* **EXERCISE**
Write out each line of the entries below that holds the word "hashtag".

* **DATASET EXTRACT**
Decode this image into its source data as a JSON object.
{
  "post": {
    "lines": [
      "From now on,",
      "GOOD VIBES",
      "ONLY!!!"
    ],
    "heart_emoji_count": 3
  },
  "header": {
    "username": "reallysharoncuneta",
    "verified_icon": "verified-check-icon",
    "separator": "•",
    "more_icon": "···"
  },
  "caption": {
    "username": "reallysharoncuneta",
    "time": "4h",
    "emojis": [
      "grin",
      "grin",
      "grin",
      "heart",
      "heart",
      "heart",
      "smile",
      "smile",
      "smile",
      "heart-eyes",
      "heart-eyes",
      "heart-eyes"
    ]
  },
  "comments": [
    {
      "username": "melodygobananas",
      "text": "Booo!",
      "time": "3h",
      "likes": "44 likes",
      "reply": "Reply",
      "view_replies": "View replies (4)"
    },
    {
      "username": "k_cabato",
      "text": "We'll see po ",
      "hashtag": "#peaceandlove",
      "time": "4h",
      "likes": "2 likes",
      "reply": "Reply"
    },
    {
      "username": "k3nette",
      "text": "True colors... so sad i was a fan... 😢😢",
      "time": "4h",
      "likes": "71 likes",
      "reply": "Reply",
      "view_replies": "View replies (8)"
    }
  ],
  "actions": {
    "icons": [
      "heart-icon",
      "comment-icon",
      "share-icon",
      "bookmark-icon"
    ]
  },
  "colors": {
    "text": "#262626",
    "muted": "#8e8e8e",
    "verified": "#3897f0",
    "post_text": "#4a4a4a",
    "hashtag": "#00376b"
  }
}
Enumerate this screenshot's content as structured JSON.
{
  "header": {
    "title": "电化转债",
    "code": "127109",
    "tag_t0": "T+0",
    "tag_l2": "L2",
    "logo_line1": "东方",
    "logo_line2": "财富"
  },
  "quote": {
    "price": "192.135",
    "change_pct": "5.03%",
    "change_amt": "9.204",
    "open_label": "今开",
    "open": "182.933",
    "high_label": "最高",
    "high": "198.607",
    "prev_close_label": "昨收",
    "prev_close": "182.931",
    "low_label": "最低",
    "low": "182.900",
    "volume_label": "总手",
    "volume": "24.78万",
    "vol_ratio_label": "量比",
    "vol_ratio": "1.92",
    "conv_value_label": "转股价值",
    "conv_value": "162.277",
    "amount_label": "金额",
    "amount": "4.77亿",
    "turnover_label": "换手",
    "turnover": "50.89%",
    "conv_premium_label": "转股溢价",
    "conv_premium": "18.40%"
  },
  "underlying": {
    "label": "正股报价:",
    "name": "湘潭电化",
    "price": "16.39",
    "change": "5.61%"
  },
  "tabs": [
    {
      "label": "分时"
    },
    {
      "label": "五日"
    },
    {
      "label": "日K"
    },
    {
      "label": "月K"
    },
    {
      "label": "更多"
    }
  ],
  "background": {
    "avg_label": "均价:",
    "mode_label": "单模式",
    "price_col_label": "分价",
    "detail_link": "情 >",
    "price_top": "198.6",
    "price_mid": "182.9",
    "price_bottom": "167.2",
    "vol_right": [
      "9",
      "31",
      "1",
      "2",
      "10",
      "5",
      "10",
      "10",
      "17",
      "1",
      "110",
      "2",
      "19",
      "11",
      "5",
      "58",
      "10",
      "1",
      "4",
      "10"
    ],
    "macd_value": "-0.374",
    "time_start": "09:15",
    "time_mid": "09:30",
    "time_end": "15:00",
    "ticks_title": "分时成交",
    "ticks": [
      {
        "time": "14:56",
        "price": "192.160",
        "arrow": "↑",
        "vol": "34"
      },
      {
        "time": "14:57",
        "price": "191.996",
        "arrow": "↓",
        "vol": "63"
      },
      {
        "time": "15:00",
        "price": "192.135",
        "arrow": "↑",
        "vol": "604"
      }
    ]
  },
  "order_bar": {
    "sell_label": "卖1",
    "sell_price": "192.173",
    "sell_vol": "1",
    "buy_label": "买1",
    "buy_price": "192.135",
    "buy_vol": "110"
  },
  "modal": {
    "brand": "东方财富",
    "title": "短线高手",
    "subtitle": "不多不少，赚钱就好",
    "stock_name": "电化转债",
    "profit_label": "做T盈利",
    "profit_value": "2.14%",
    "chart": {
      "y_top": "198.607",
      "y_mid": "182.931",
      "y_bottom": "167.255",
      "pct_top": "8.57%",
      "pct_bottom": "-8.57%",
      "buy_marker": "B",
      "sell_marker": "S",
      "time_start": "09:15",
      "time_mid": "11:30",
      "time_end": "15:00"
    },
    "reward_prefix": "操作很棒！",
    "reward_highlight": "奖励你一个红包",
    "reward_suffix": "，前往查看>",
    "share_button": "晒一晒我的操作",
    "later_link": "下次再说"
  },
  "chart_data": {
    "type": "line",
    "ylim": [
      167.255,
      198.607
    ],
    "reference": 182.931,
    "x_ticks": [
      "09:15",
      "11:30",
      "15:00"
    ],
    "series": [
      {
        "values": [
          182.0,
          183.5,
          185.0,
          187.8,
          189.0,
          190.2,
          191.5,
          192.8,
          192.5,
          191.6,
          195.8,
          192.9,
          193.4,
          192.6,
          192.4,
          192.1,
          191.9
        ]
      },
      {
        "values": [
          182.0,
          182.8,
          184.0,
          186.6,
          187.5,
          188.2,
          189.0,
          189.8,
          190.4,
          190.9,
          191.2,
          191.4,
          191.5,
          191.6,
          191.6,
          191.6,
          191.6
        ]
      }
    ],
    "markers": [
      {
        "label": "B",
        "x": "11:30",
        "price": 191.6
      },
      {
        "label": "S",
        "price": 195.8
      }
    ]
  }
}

* **TASK RESPONSE**
      "hashtag": "#peaceandlove",
    "hashtag": "#00376b"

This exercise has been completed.